In the fall of 2015, a friend and I and set out to write and photograph a couple Oregon fishing legends for a regional fly-fishing magazine. We piled into his truck late one night, with a bag full of greasy burgers, and drove through the dark towards the North Umpqua river in Southern Oregon. We didn’t have a super concrete plan, just get there and see what we could find. I’d never seen the North Umpqua, but knew enough to know it was a special sort of place. A place with history, character and that certain something that draws the type of folks who end up dedicating their lives to preserving what they’ve found.
Frank Moore is nothing short of a legend. He’s 94 years old and still casting a fly line, for starters. He’s a life-long fisherman, conservationist and Oregonian. He’s a WWII veteran whose story was made into a really wonderful documentary in 2014, called Mending the Line. He’s a husband, father and friend. He and his wife Jeannie owned and operated Steamboat Inn, a magical little fishing lodge and restaurant right on the river for decades. And now, his is the name currently on a bill currently being put before the Senate, a bill that would set aside 100,000 acres in Douglas County as a Wild Steelhead Sanctuary.
Somehow, I got lucky enough to spend a warm October afternoon in his home, listening to his wild stories of adventure, taking his photo and swapping child-raising ideas with his wife Jean. Here’s the photo we used for the story, snapped in front of their home, which at this point is basically a museum of fly-fishing relics and 75 years worth of equipment.

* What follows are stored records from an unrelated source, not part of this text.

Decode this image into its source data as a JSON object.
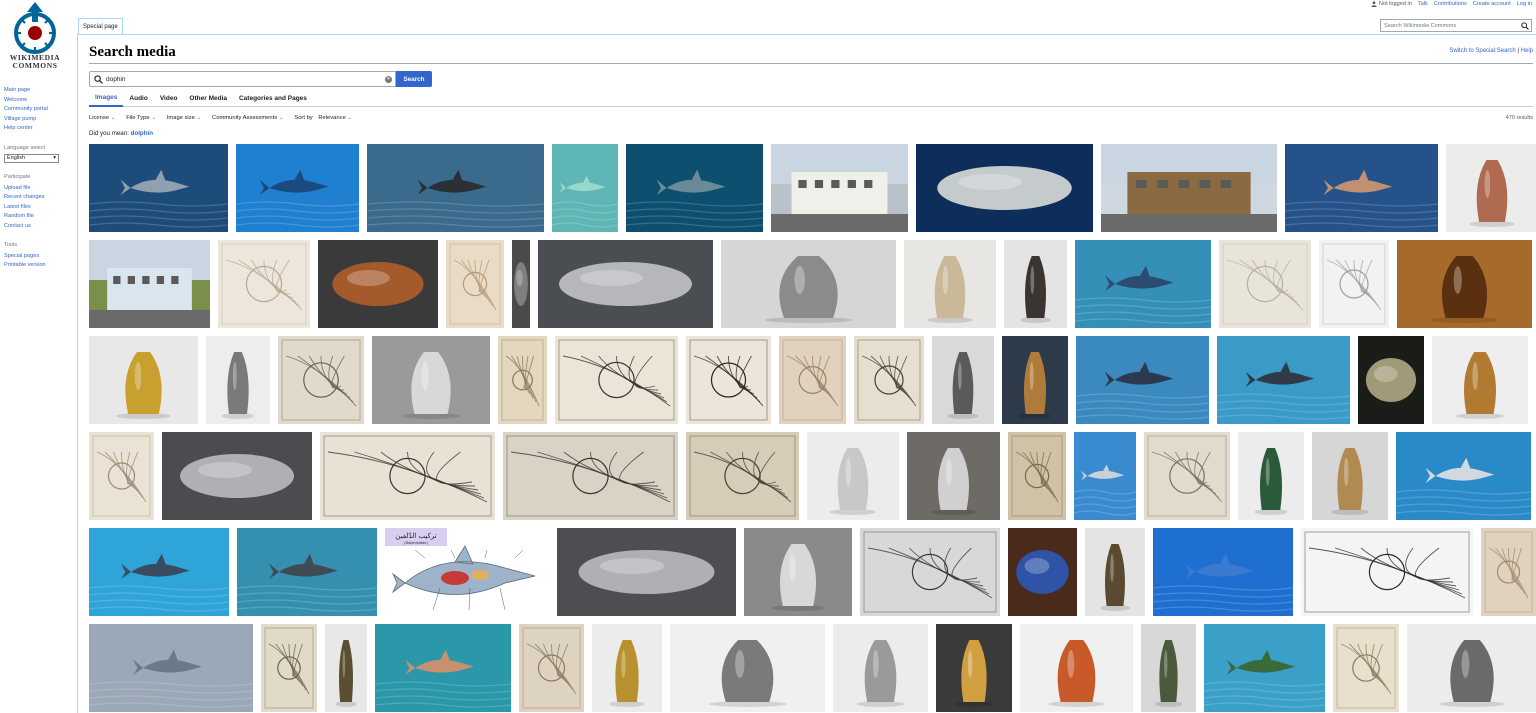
{
  "logo": {
    "line1": "WIKIMEDIA",
    "line2": "COMMONS"
  },
  "personal_tools": {
    "status": "Not logged in",
    "talk": "Talk",
    "contributions": "Contributions",
    "create_account": "Create account",
    "login": "Log in"
  },
  "sidebar": {
    "nav": [
      "Main page",
      "Welcome",
      "Community portal",
      "Village pump",
      "Help center"
    ],
    "language_title": "Language select",
    "language_value": "English",
    "participate_title": "Participate",
    "participate": [
      "Upload file",
      "Recent changes",
      "Latest files",
      "Random file",
      "Contact us"
    ],
    "tools_title": "Tools",
    "tools": [
      "Special pages",
      "Printable version"
    ]
  },
  "tabs": {
    "special": "Special page"
  },
  "top_search": {
    "placeholder": "Search Wikimedia Commons"
  },
  "page": {
    "title": "Search media",
    "switch_link": "Switch to Special:Search",
    "separator": "|",
    "help_link": "Help"
  },
  "search": {
    "value": "dophin",
    "button": "Search"
  },
  "media_tabs": [
    "Images",
    "Audio",
    "Video",
    "Other Media",
    "Categories and Pages"
  ],
  "filters": [
    "License",
    "File Type",
    "Image size",
    "Community Assessments"
  ],
  "sort": {
    "label": "Sort by",
    "value": "Relevance"
  },
  "results_count": "470 results",
  "did_you_mean": {
    "prefix": "Did you mean:",
    "suggestion": "dolphin"
  },
  "diagram_caption": {
    "arabic": "تركيب الدّلفين",
    "latin": "(Dolphinidae)"
  },
  "colors": {
    "link": "#3366cc",
    "border": "#a7d7f9",
    "button": "#3366cc"
  },
  "grid": [
    [
      {
        "w": 139,
        "kind": "sea",
        "bg": "#1e4c7a",
        "fg": "#8fa0b0",
        "subj": "dolphin"
      },
      {
        "w": 123,
        "kind": "sea",
        "bg": "#1f7fd0",
        "fg": "#1a4a80",
        "subj": "dolphins"
      },
      {
        "w": 177,
        "kind": "sea",
        "bg": "#3a6a8c",
        "fg": "#2a3035",
        "subj": "dolphin"
      },
      {
        "w": 66,
        "kind": "sea",
        "bg": "#5fb7b5",
        "fg": "#9bd8cc",
        "subj": "dolphin"
      },
      {
        "w": 137,
        "kind": "sea",
        "bg": "#0d4f6e",
        "fg": "#6b8a98",
        "subj": "dolphin"
      },
      {
        "w": 137,
        "kind": "photo",
        "bg": "#b9c2c8",
        "fg": "#f0f0ea",
        "subj": "building"
      },
      {
        "w": 177,
        "kind": "dark",
        "bg": "#0d2d5a",
        "fg": "#e6e6e0",
        "subj": "skeleton"
      },
      {
        "w": 176,
        "kind": "photo",
        "bg": "#cfd8e0",
        "fg": "#8a6a40",
        "subj": "mural"
      },
      {
        "w": 153,
        "kind": "sea",
        "bg": "#25528a",
        "fg": "#c09070",
        "subj": "dolphin"
      },
      {
        "w": 92,
        "kind": "obj",
        "bg": "#ececec",
        "fg": "#b06a50",
        "subj": "lamp"
      }
    ],
    [
      {
        "w": 121,
        "kind": "photo",
        "bg": "#7a8f4a",
        "fg": "#d9e6ef",
        "subj": "fountain"
      },
      {
        "w": 92,
        "kind": "paper",
        "bg": "#ede6dc",
        "fg": "#b9a890",
        "subj": "fan"
      },
      {
        "w": 120,
        "kind": "dark",
        "bg": "#3a3a3a",
        "fg": "#b8602a",
        "subj": "plate"
      },
      {
        "w": 58,
        "kind": "paper",
        "bg": "#e9dcc6",
        "fg": "#b59a78",
        "subj": "drawing"
      },
      {
        "w": 18,
        "kind": "dark",
        "bg": "#4a4a4a",
        "fg": "#888888",
        "subj": "strip"
      },
      {
        "w": 175,
        "kind": "dark",
        "bg": "#4a4d52",
        "fg": "#c8cace",
        "subj": "crystal"
      },
      {
        "w": 175,
        "kind": "obj",
        "bg": "#d6d6d6",
        "fg": "#8b8b8b",
        "subj": "spoon"
      },
      {
        "w": 92,
        "kind": "obj",
        "bg": "#e8e6e2",
        "fg": "#c9b998",
        "subj": "bottle"
      },
      {
        "w": 63,
        "kind": "obj",
        "bg": "#e4e4e4",
        "fg": "#3a3530",
        "subj": "statue"
      },
      {
        "w": 136,
        "kind": "sea",
        "bg": "#3590b8",
        "fg": "#2a4c70",
        "subj": "show"
      },
      {
        "w": 92,
        "kind": "paper",
        "bg": "#e8e4da",
        "fg": "#b8b0a0",
        "subj": "round"
      },
      {
        "w": 70,
        "kind": "paper",
        "bg": "#f2f2f0",
        "fg": "#a0a0a0",
        "subj": "sketch"
      },
      {
        "w": 135,
        "kind": "obj",
        "bg": "#a86a2a",
        "fg": "#5a3010",
        "subj": "textile"
      }
    ],
    [
      {
        "w": 109,
        "kind": "obj",
        "bg": "#e8e8e8",
        "fg": "#c8a030",
        "subj": "gold"
      },
      {
        "w": 64,
        "kind": "obj",
        "bg": "#ededed",
        "fg": "#7a7a7a",
        "subj": "pair"
      },
      {
        "w": 86,
        "kind": "paper",
        "bg": "#e1dacc",
        "fg": "#6a6050",
        "subj": "medal"
      },
      {
        "w": 118,
        "kind": "obj",
        "bg": "#9a9a9a",
        "fg": "#d8d8d8",
        "subj": "salt"
      },
      {
        "w": 49,
        "kind": "paper",
        "bg": "#e3d7bf",
        "fg": "#8a7658",
        "subj": "drawing"
      },
      {
        "w": 123,
        "kind": "paper",
        "bg": "#ebe5d8",
        "fg": "#3a3530",
        "subj": "engraving"
      },
      {
        "w": 85,
        "kind": "paper",
        "bg": "#ece6da",
        "fg": "#2a2520",
        "subj": "letter"
      },
      {
        "w": 67,
        "kind": "paper",
        "bg": "#e0d2bd",
        "fg": "#9a8068",
        "subj": "sketch"
      },
      {
        "w": 70,
        "kind": "paper",
        "bg": "#e6dfd0",
        "fg": "#4a4038",
        "subj": "pattern"
      },
      {
        "w": 62,
        "kind": "obj",
        "bg": "#d9d9d9",
        "fg": "#5a5a5a",
        "subj": "candle"
      },
      {
        "w": 66,
        "kind": "obj",
        "bg": "#2c3a4a",
        "fg": "#b07a3a",
        "subj": "vase"
      },
      {
        "w": 133,
        "kind": "sea",
        "bg": "#3a8ac0",
        "fg": "#2c3a50",
        "subj": "show"
      },
      {
        "w": 133,
        "kind": "sea",
        "bg": "#3a9ac8",
        "fg": "#303a48",
        "subj": "show"
      },
      {
        "w": 66,
        "kind": "dark",
        "bg": "#1a1c18",
        "fg": "#b8b08a",
        "subj": "skeleton"
      },
      {
        "w": 96,
        "kind": "obj",
        "bg": "#eeeeee",
        "fg": "#b07a30",
        "subj": "ring"
      }
    ],
    [
      {
        "w": 65,
        "kind": "paper",
        "bg": "#eae3d5",
        "fg": "#9a8a70",
        "subj": "fountain"
      },
      {
        "w": 150,
        "kind": "dark",
        "bg": "#4a4c50",
        "fg": "#bfc2c8",
        "subj": "crystal"
      },
      {
        "w": 175,
        "kind": "paper",
        "bg": "#e8e2d4",
        "fg": "#3a3530",
        "subj": "cartouche"
      },
      {
        "w": 175,
        "kind": "paper",
        "bg": "#d9d3c6",
        "fg": "#3a3530",
        "subj": "ornament"
      },
      {
        "w": 113,
        "kind": "paper",
        "bg": "#d6ccb8",
        "fg": "#4a4038",
        "subj": "engraving"
      },
      {
        "w": 92,
        "kind": "obj",
        "bg": "#ececec",
        "fg": "#c8c8c8",
        "subj": "plate"
      },
      {
        "w": 93,
        "kind": "obj",
        "bg": "#6e6a66",
        "fg": "#d0d0d0",
        "subj": "ewer"
      },
      {
        "w": 58,
        "kind": "paper",
        "bg": "#cfc2a6",
        "fg": "#7a6a50",
        "subj": "page"
      },
      {
        "w": 62,
        "kind": "sea",
        "bg": "#3a8ad0",
        "fg": "#c8d0d8",
        "subj": "dolphin"
      },
      {
        "w": 86,
        "kind": "paper",
        "bg": "#e1dbce",
        "fg": "#7a7060",
        "subj": "medal"
      },
      {
        "w": 66,
        "kind": "obj",
        "bg": "#ececec",
        "fg": "#2a5a3a",
        "subj": "vase"
      },
      {
        "w": 76,
        "kind": "obj",
        "bg": "#d6d6d6",
        "fg": "#b08a50",
        "subj": "cup"
      },
      {
        "w": 135,
        "kind": "sea",
        "bg": "#2a8ac8",
        "fg": "#d0d8e0",
        "subj": "pool"
      }
    ],
    [
      {
        "w": 140,
        "kind": "sea",
        "bg": "#2fa4d8",
        "fg": "#3a4a60",
        "subj": "dolphin"
      },
      {
        "w": 140,
        "kind": "sea",
        "bg": "#3590b0",
        "fg": "#404a55",
        "subj": "show"
      },
      {
        "w": 164,
        "kind": "diagram",
        "bg": "#ffffff",
        "fg": "#8aa0b8",
        "subj": "diagram"
      },
      {
        "w": 179,
        "kind": "dark",
        "bg": "#4c4e52",
        "fg": "#c0c2c6",
        "subj": "crystal"
      },
      {
        "w": 108,
        "kind": "obj",
        "bg": "#8a8a8a",
        "fg": "#d8d8d8",
        "subj": "ewers"
      },
      {
        "w": 140,
        "kind": "paper",
        "bg": "#d8d8d8",
        "fg": "#3a3a3a",
        "subj": "mosaic"
      },
      {
        "w": 69,
        "kind": "dark",
        "bg": "#4a2a1a",
        "fg": "#2a5ac0",
        "subj": "pair"
      },
      {
        "w": 60,
        "kind": "obj",
        "bg": "#e4e4e4",
        "fg": "#5a4a30",
        "subj": "vase"
      },
      {
        "w": 140,
        "kind": "sea",
        "bg": "#1f6fd0",
        "fg": "#3a7ad0",
        "subj": "dolphin"
      },
      {
        "w": 172,
        "kind": "paper",
        "bg": "#f4f4f2",
        "fg": "#2a2a2a",
        "subj": "sketch"
      },
      {
        "w": 55,
        "kind": "paper",
        "bg": "#e0d2bc",
        "fg": "#a08a70",
        "subj": "drawing"
      }
    ],
    [
      {
        "w": 164,
        "kind": "sea",
        "bg": "#9aa8b8",
        "fg": "#6a7a8a",
        "subj": "bay"
      },
      {
        "w": 56,
        "kind": "paper",
        "bg": "#e2dac8",
        "fg": "#6a6050",
        "subj": "sketch"
      },
      {
        "w": 42,
        "kind": "obj",
        "bg": "#e8e8e8",
        "fg": "#5a5030",
        "subj": "stand"
      },
      {
        "w": 136,
        "kind": "sea",
        "bg": "#2a98a8",
        "fg": "#c89070",
        "subj": "swim"
      },
      {
        "w": 65,
        "kind": "paper",
        "bg": "#ddd3c0",
        "fg": "#8a7a60",
        "subj": "drawing"
      },
      {
        "w": 70,
        "kind": "obj",
        "bg": "#ececec",
        "fg": "#b89030",
        "subj": "jewel"
      },
      {
        "w": 155,
        "kind": "obj",
        "bg": "#f0f0f0",
        "fg": "#7a7a7a",
        "subj": "seal"
      },
      {
        "w": 95,
        "kind": "obj",
        "bg": "#ececec",
        "fg": "#9a9a9a",
        "subj": "plate"
      },
      {
        "w": 76,
        "kind": "obj",
        "bg": "#3a3a3a",
        "fg": "#d0a040",
        "subj": "pot"
      },
      {
        "w": 113,
        "kind": "obj",
        "bg": "#f0f0f0",
        "fg": "#c85a2a",
        "subj": "vase"
      },
      {
        "w": 55,
        "kind": "obj",
        "bg": "#d8d8d8",
        "fg": "#4a5a3a",
        "subj": "stand"
      },
      {
        "w": 121,
        "kind": "sea",
        "bg": "#3aa0c8",
        "fg": "#3a6a3a",
        "subj": "park"
      },
      {
        "w": 66,
        "kind": "paper",
        "bg": "#e8e0cc",
        "fg": "#8a7a60",
        "subj": "drawing"
      },
      {
        "w": 130,
        "kind": "obj",
        "bg": "#ececec",
        "fg": "#6a6a6a",
        "subj": "rings"
      }
    ]
  ]
}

As we drove away, a growing babe and a small-town sandwich in my belly, I noticed a restlessness in what little room there was left in my gut. We had spent the afternoon interviewing this amazing couple, 180 years on this earth between them. They had found their passions, made their living, raised their family and fought to bring awareness and protection to the corner of the world they loved the most. They were full of stories and experiences, advice and wisdom and lots of laughs about some of their favorite missteps. It encouraged me to be sure, but at the same time made me feel pretty small.
Getting outside, hiking, fishing and exploring the natural world is a sort of therapy for me. It calms my spirit. It gives me perspective. Helps me sort out my thoughts and make sense of things that don’t seem to make sense in my everyday landscape. It’s vital to maintaining my sanity and helping me find my place in this world. So what am I doing in my life to save these places that have saved me? How am I going to do to preserve and protect the corner of the world I love the most for my kids and grandkids? How am I going to be a positive force for change in the things I care about the most?
I was reminded of all of this when I stumbled upon this video on Orvis‘ Facebook page the other day and I thought I’d share it here. I hope it inspires you to think through the same things. I’m not one to express a whole lot of political options here, or anywhere else for that matter, but the preservation of and access to our nation’s parks, preserves and public lands are really important to me, and things that may become significant issues in the new administration. For more information on what you can do to help or to get involved with public land preservation, visit publiclandscouncil.org.